Job Applications are the first vital step to getting a job interview. In this area, we look at how to give employers the information they need to ensure that they put you on the shortlist.

The majority of recruiters ask job applicants to complete a Job Application form, either online or on paper. Application forms typically ask you to provide standard biographical information and summary detail of your education and experience, together with some 'open' questions - these will give you a chance to highlight your suitability for the particular job.

The alternative application procedure is to submit a Curriculum Vitae (CV) accompanied by a Cover Letter.

There is a whole industry built up around how these two documents should be written, so it is wise to familiarise yourself with some of the advice available and avoid some of the potential pitfalls. In this section we provide some useful links to get you started. 

Your Cover Letter is the first thing a recruiter or potential employer will see, so it has to make a strong impact.

The purpose of a cover letter is to introduce your CV in the best way possible. There is no such thing as the perfect cover letter, but following some basic pointers will help make your letter a worthy build-up to your CV. It should make a strong impact - strong enough to make the reader want to know more about you.

Your Curriculum Vitae is the other document required.

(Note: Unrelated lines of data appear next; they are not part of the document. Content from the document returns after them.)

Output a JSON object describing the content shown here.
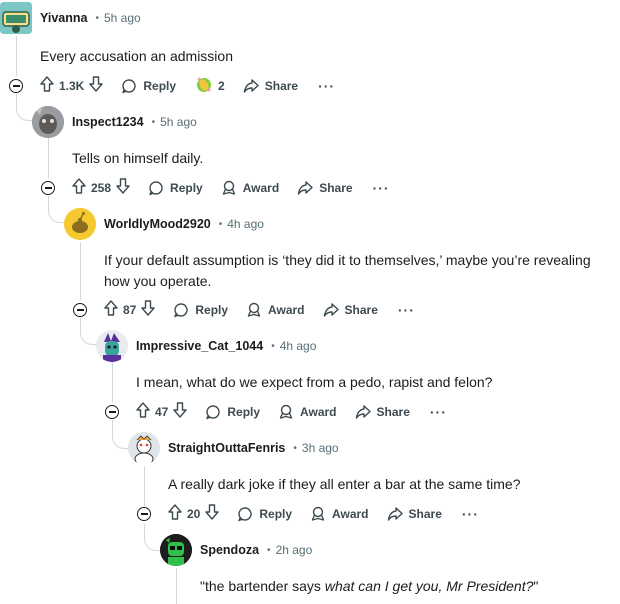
{
  "comments": [
    {
      "author": "Yivanna",
      "time": "5h ago",
      "text": "Every accusation an admission",
      "votes": "1.3K",
      "award_count": "2",
      "reply_label": "Reply",
      "share_label": "Share",
      "more_label": "···"
    },
    {
      "author": "Inspect1234",
      "time": "5h ago",
      "text": "Tells on himself daily.",
      "votes": "258",
      "reply_label": "Reply",
      "award_label": "Award",
      "share_label": "Share",
      "more_label": "···"
    },
    {
      "author": "WorldlyMood2920",
      "time": "4h ago",
      "text": "If your default assumption is ‘they did it to themselves,’ maybe you’re revealing how you operate.",
      "votes": "87",
      "reply_label": "Reply",
      "award_label": "Award",
      "share_label": "Share",
      "more_label": "···"
    },
    {
      "author": "Impressive_Cat_1044",
      "time": "4h ago",
      "text": "I mean, what do we expect from a pedo, rapist and felon?",
      "votes": "47",
      "reply_label": "Reply",
      "award_label": "Award",
      "share_label": "Share",
      "more_label": "···"
    },
    {
      "author": "StraightOuttaFenris",
      "time": "3h ago",
      "text": "A really dark joke if they all enter a bar at the same time?",
      "votes": "20",
      "reply_label": "Reply",
      "award_label": "Award",
      "share_label": "Share",
      "more_label": "···"
    },
    {
      "author": "Spendoza",
      "time": "2h ago",
      "text_prefix": "\"the bartender says ",
      "text_italic": "what can I get you, Mr President?",
      "text_suffix": "\""
    }
  ]
}
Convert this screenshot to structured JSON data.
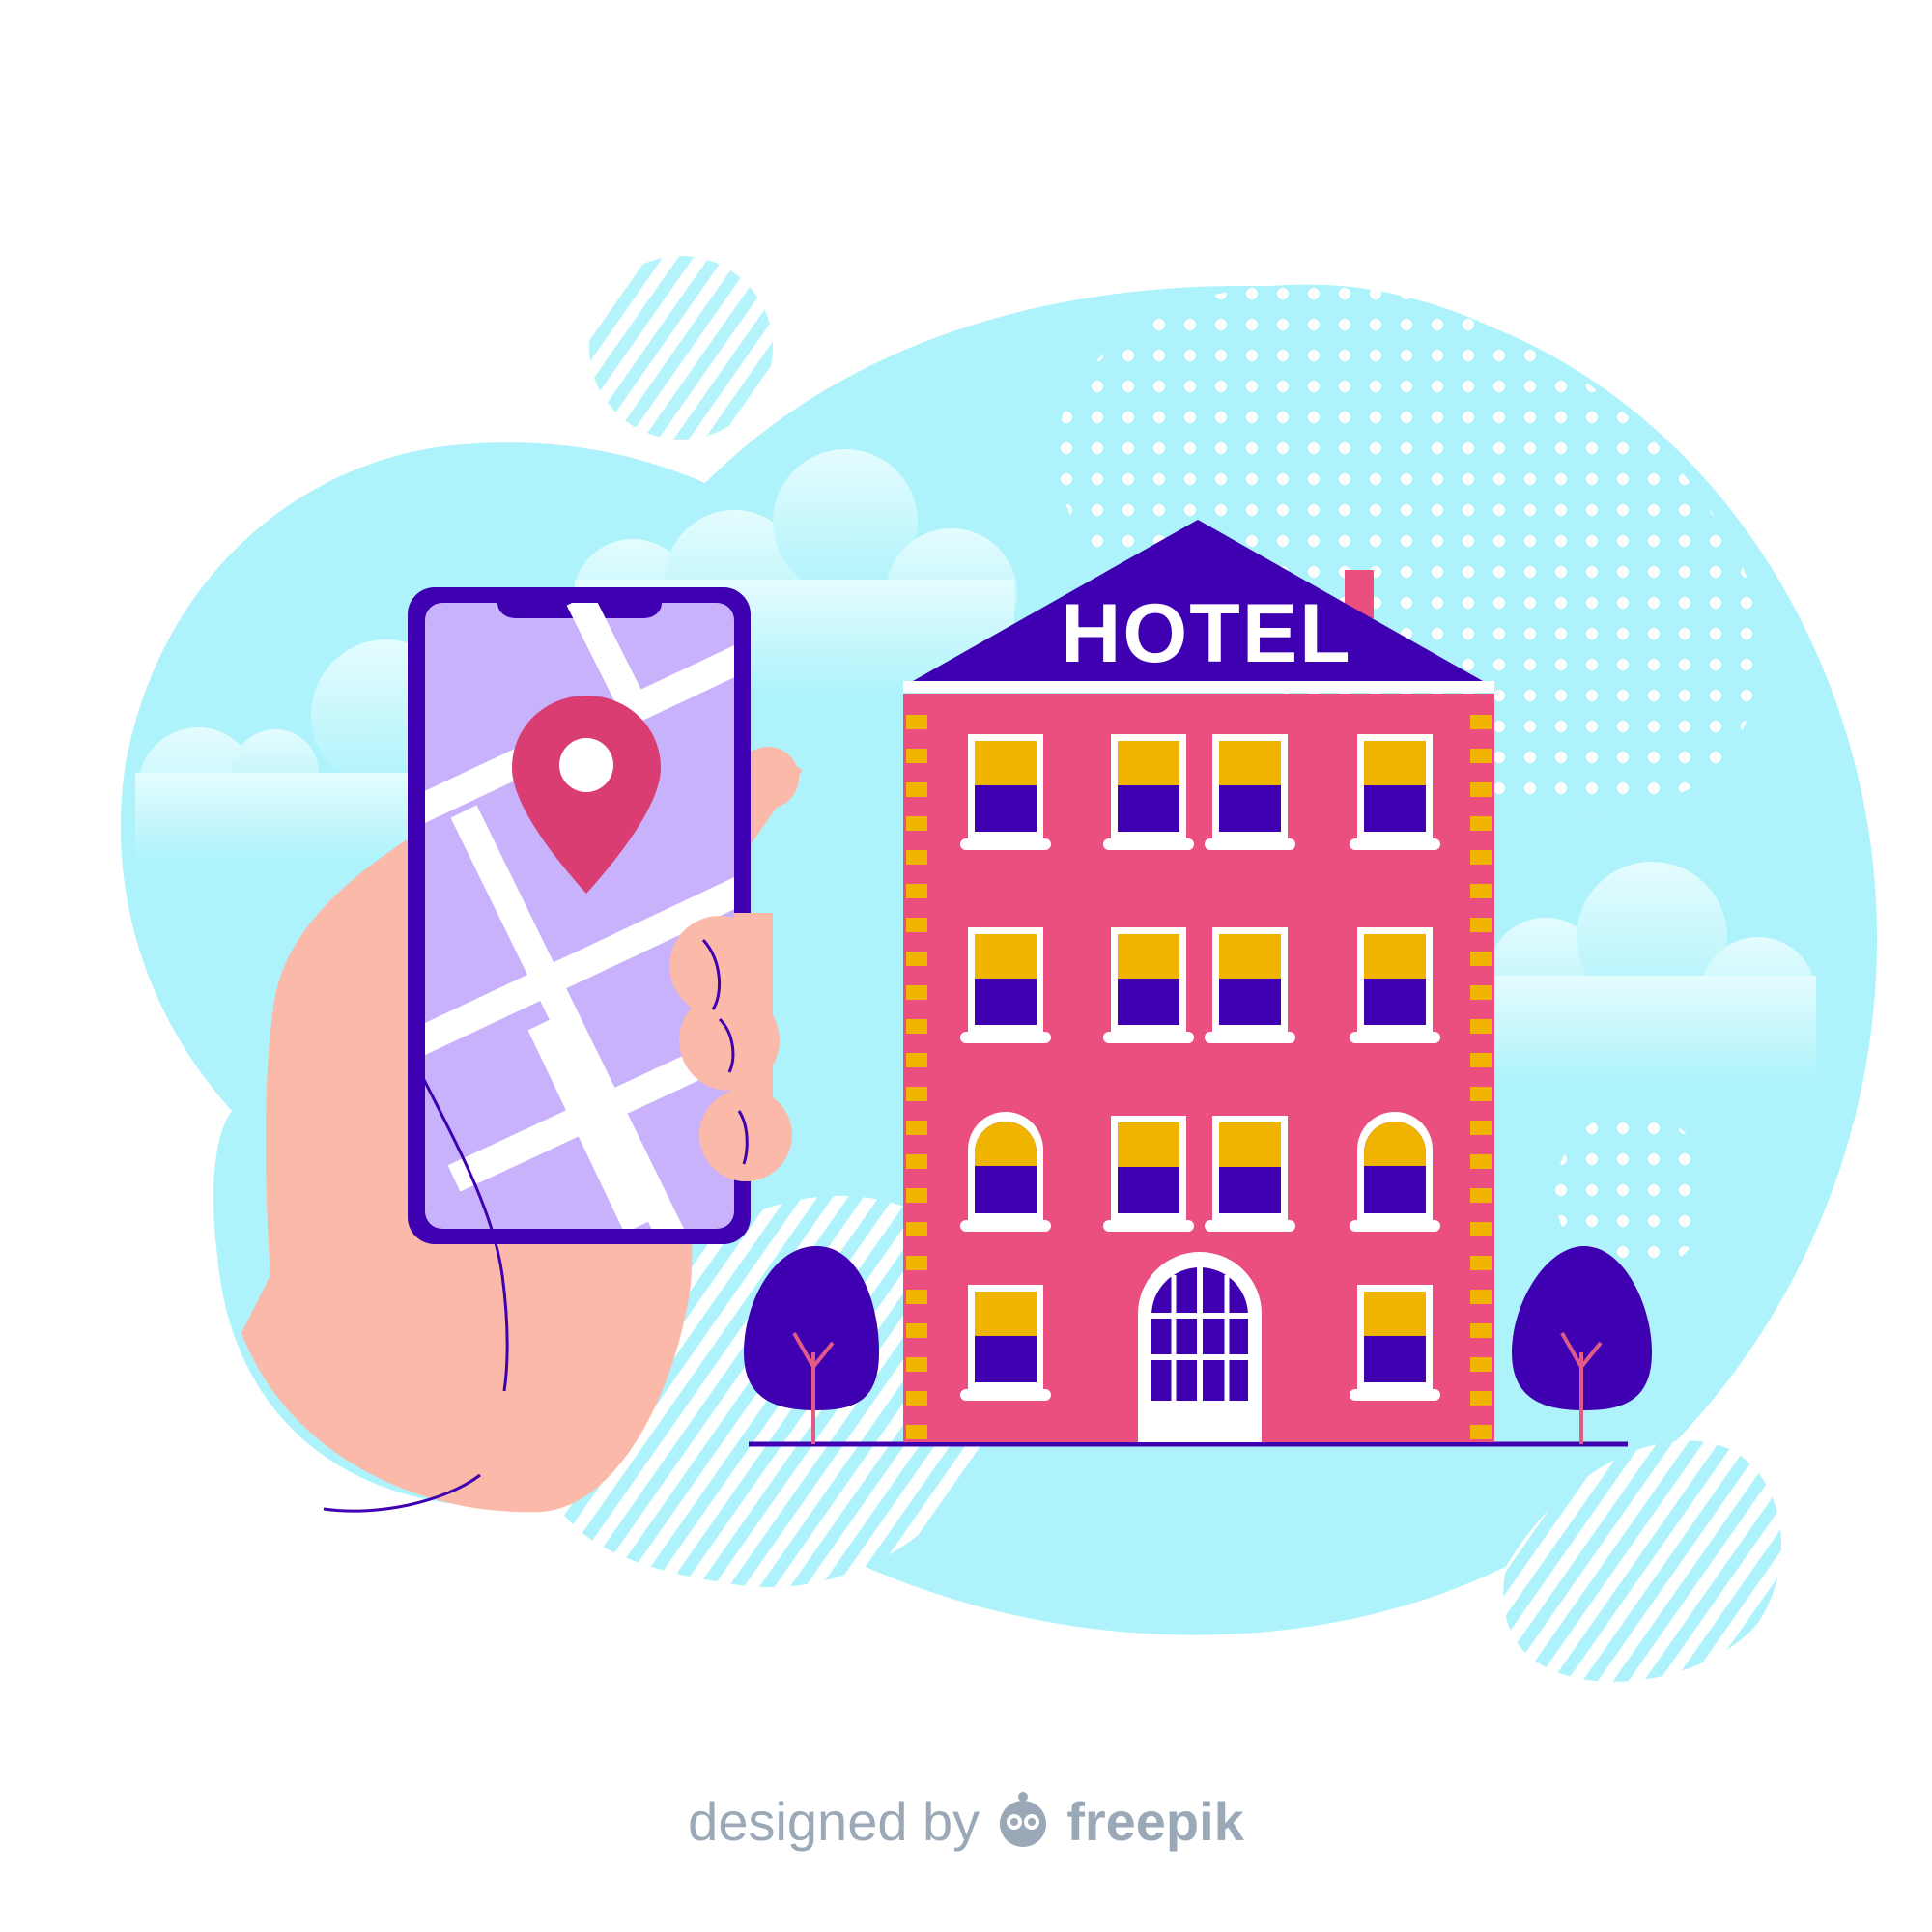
{
  "sign": {
    "text": "HOTEL"
  },
  "credit": {
    "prefix": "designed by",
    "brand": "freepik"
  },
  "colors": {
    "sky": "#aef3fb",
    "cloud": "#d6fafd",
    "building": "#ea4f7f",
    "roof": "#3f00b2",
    "window_top": "#f0b400",
    "window_bottom": "#3f00b2",
    "phone_screen": "#c8b2fb",
    "skin": "#fbb9a9",
    "pin": "#da3d72",
    "tree": "#3f00b2"
  },
  "icons": {
    "pin": "map-pin-icon",
    "logo": "freepik-logo-icon"
  }
}
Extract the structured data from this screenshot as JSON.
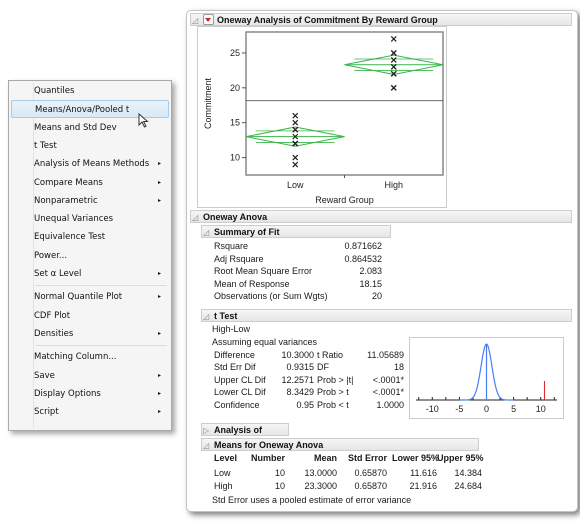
{
  "menu": {
    "items": [
      {
        "label": "Quantiles",
        "submenu": false
      },
      {
        "label": "Means/Anova/Pooled t",
        "submenu": false,
        "highlighted": true
      },
      {
        "label": "Means and Std Dev",
        "submenu": false
      },
      {
        "label": "t Test",
        "submenu": false
      },
      {
        "label": "Analysis of Means Methods",
        "submenu": true
      },
      {
        "label": "Compare Means",
        "submenu": true
      },
      {
        "label": "Nonparametric",
        "submenu": true
      },
      {
        "label": "Unequal Variances",
        "submenu": false
      },
      {
        "label": "Equivalence Test",
        "submenu": false
      },
      {
        "label": "Power...",
        "submenu": false
      },
      {
        "label": "Set α Level",
        "submenu": true
      },
      {
        "label": "Normal Quantile Plot",
        "submenu": true
      },
      {
        "label": "CDF Plot",
        "submenu": false
      },
      {
        "label": "Densities",
        "submenu": true
      },
      {
        "label": "Matching Column...",
        "submenu": false
      },
      {
        "label": "Save",
        "submenu": true
      },
      {
        "label": "Display Options",
        "submenu": true
      },
      {
        "label": "Script",
        "submenu": true
      }
    ],
    "submenu_arrow": "▸"
  },
  "report": {
    "title": "Oneway Analysis of Commitment By Reward Group",
    "oneway_anova_title": "Oneway Anova",
    "summary_of_fit": {
      "title": "Summary of Fit",
      "rows": [
        {
          "label": "Rsquare",
          "value": "0.871662"
        },
        {
          "label": "Adj Rsquare",
          "value": "0.864532"
        },
        {
          "label": "Root Mean Square Error",
          "value": "2.083"
        },
        {
          "label": "Mean of Response",
          "value": "18.15"
        },
        {
          "label": "Observations (or Sum Wgts)",
          "value": "20"
        }
      ]
    },
    "t_test": {
      "title": "t Test",
      "comparison": "High-Low",
      "assumption": "Assuming equal variances",
      "rows": [
        {
          "l1": "Difference",
          "v1": "10.3000",
          "l2": "t Ratio",
          "v2": "11.05689"
        },
        {
          "l1": "Std Err Dif",
          "v1": "0.9315",
          "l2": "DF",
          "v2": "18"
        },
        {
          "l1": "Upper CL Dif",
          "v1": "12.2571",
          "l2": "Prob > |t|",
          "v2": "<.0001*"
        },
        {
          "l1": "Lower CL Dif",
          "v1": "8.3429",
          "l2": "Prob > t",
          "v2": "<.0001*"
        },
        {
          "l1": "Confidence",
          "v1": "0.95",
          "l2": "Prob < t",
          "v2": "1.0000"
        }
      ],
      "dist_plot": {
        "ticks": [
          "-10",
          "-5",
          "0",
          "5",
          "10"
        ],
        "t_ratio": 11.05689,
        "xlim": [
          -13,
          13
        ]
      }
    },
    "analysis_of_variance_title": "Analysis of Variance",
    "means": {
      "title": "Means for Oneway Anova",
      "headers": [
        "Level",
        "Number",
        "Mean",
        "Std Error",
        "Lower 95%",
        "Upper 95%"
      ],
      "rows": [
        [
          "Low",
          "10",
          "13.0000",
          "0.65870",
          "11.616",
          "14.384"
        ],
        [
          "High",
          "10",
          "23.3000",
          "0.65870",
          "21.916",
          "24.684"
        ]
      ],
      "note": "Std Error uses a pooled estimate of error variance"
    }
  },
  "chart_data": {
    "type": "scatter",
    "title": "",
    "xlabel": "Reward Group",
    "ylabel": "Commitment",
    "categories": [
      "Low",
      "High"
    ],
    "y_ticks": [
      10,
      15,
      20,
      25
    ],
    "ylim": [
      7.5,
      28
    ],
    "grand_mean": 18.15,
    "series": [
      {
        "name": "Low",
        "values": [
          16,
          15,
          14,
          14,
          13,
          12,
          12,
          12,
          10,
          9
        ],
        "mean": 13.0,
        "lower95": 11.616,
        "upper95": 14.384
      },
      {
        "name": "High",
        "values": [
          27,
          25,
          25,
          24,
          23,
          23,
          22,
          22,
          20,
          20
        ],
        "mean": 23.3,
        "lower95": 21.916,
        "upper95": 24.684
      }
    ],
    "colors": {
      "diamond": "#3cb44b",
      "points": "#222222",
      "mean_line": "#555555"
    }
  }
}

It is normally written first, and then accompanied by the Cover letter.

Follow the links for useful help and advice on preparing each of these.